Since it became a chore for his wife to keep driving him to the BrillBuilding, and he was fond of hotels anyway, he started staying at one during the week. Once she got a part on a Broadway play and some other acting gigs, they started drifting apart.

Things weren’t helped by the British Invasion, and musicians getting prolific at writing their own material.

The IRS also came knocking, and before you know it – Pomus had very little. To make a living, he has illegal poker games at his apartment. They get busted a few times, and eventually – he started working with a whole new crop of musicians that were fans. Bob Dylan (one of the guys that put him out of work with his writing ability), wanted help with a tune. Dr. John and Pomus became great friends, and Pomus helped get him off the smack. Pomus started going out to clubs, offering advice to musicians and songwriters…something he did even when he was at the height of his career. He easily had one of the biggest hearts the music industry has ever seen.

He worked with Phil Spector, and we get to hear Pomus talk about his eccentric qualities as well as the other big names folks he co-wrote with.
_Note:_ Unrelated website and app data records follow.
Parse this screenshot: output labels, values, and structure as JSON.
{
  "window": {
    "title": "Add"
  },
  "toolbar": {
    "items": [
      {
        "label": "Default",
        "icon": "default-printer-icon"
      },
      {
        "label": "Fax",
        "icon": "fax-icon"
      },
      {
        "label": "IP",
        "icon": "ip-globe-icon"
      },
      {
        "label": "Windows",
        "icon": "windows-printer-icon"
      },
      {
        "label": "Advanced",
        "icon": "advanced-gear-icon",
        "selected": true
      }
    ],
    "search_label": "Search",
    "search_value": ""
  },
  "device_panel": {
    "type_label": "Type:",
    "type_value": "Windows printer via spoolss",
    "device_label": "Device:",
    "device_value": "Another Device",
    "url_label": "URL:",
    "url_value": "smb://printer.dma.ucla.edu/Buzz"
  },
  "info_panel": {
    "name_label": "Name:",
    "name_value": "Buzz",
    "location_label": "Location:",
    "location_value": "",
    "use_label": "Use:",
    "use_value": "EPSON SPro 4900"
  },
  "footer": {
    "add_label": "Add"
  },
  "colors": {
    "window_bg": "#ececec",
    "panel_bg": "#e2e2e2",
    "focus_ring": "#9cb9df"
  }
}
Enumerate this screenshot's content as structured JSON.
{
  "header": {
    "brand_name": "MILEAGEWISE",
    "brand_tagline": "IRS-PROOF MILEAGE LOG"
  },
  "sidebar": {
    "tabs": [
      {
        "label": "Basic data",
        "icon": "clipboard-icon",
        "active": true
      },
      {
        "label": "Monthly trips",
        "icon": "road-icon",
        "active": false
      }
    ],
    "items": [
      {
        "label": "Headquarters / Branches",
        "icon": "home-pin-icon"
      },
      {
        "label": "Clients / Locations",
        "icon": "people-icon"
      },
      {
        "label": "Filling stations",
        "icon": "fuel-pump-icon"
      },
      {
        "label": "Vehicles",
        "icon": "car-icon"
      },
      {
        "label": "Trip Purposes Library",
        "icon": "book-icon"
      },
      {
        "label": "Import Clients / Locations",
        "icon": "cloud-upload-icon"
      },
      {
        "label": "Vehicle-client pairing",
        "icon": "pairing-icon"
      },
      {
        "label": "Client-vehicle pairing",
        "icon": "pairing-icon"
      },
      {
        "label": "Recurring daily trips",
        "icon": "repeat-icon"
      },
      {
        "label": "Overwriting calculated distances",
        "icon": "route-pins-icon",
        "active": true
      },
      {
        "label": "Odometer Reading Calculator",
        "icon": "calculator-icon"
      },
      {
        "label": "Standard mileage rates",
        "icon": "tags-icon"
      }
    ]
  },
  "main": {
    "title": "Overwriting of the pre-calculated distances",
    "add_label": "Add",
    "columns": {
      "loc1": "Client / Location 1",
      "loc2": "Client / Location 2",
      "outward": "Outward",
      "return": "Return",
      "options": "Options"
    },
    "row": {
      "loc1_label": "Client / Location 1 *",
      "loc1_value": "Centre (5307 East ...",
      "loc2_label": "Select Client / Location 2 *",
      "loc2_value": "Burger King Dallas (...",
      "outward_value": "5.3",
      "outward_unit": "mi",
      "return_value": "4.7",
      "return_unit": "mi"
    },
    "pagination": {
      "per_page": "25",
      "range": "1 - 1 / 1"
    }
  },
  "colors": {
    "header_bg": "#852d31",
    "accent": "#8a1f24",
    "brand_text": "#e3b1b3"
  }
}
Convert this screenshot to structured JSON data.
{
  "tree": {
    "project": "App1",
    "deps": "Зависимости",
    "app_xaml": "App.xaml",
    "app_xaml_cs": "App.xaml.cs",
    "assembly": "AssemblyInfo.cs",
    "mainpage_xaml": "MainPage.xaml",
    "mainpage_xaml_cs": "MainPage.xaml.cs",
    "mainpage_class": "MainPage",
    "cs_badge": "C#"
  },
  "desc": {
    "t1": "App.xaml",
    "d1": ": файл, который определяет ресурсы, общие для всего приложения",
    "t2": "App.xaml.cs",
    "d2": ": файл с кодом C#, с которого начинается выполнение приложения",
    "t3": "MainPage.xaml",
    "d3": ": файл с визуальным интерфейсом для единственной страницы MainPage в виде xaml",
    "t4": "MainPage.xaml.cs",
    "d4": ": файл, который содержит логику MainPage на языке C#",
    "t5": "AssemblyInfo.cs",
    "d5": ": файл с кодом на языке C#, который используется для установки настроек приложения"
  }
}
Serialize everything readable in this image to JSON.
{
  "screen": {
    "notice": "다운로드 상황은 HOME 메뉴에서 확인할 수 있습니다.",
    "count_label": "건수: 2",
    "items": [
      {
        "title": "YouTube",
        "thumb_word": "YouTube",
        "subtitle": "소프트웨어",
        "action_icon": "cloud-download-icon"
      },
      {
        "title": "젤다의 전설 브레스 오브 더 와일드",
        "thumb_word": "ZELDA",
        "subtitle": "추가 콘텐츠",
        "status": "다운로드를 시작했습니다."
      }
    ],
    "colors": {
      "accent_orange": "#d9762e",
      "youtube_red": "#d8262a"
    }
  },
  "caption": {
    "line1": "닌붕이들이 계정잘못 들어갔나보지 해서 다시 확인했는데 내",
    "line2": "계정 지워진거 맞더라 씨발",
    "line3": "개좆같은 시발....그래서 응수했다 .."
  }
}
Now his parties are attending by the big New York names like John Belushi, and former San Diegan Tom Waits. Ray Charles called wanting a song for an Easter Seals performance. He wrote him There is Always One More Time.

Elvis died, and reissues were put out and records sold, and some royalties started coming in. The gambling parties stopped, and he started devoting his time back to music again. He even had a songwriting school which was well attended. He spent time helping forgotten, and sometimes homeless, blues musicians getting jobs and getting royalties they were owed.

At a songwriting event honoring John Lennon, the Beatle insisted on being seated next to Pomus. His daughter talked about seeing Lennon in New York one time and introducing herself, which got the surprised Lennon singing an entire song of his in the super market.

Lou Reed (who narrated some of this from Pomus’ own writing) used to hang with Pompus when he first started out in New York. There were a few musicians I had never heard of. A punk/cabaret style band called Mink DeVille impressed Pomus. Singer Willi DeVille was a fan of the songs he wrote for The Drifters, and they did a hugely successful album in the ‘80s.

We even hear from current singer/songwriters like Joan Osbourne and Shawn Colvin. And for a guy that fought hard to get Jimmy Scott a record deal – you’ll be amazed at what it took Doc to help get him that deal.

Pomus’ brother didn’t have the success writing songs, but writing books and practicing law. He’s written eight books (a few with comedian Jackie Mason), as well as being named one of the 100 Most Powerful Lawyers in America in the New York Law Journal (he’s represented Rudy Giuliano, Carol Channing, Robin Givens, and Mrs. Martin Scorsese, among others, in high profile divorce cases).

Pomus has written over 1,000 songs, and I could’ve watched another 1,000 minutes on his life.

This is one of the best movies I’ve seen all year. It’s playing again at the Fallbrook Film Festival at the Digiplex Cinemas in Bonsall this Thursday. Hopefully it gets a wider release so more people have a chance to experience this magic moment at the movies.

I’m giving it 4 ½ stars out of 5.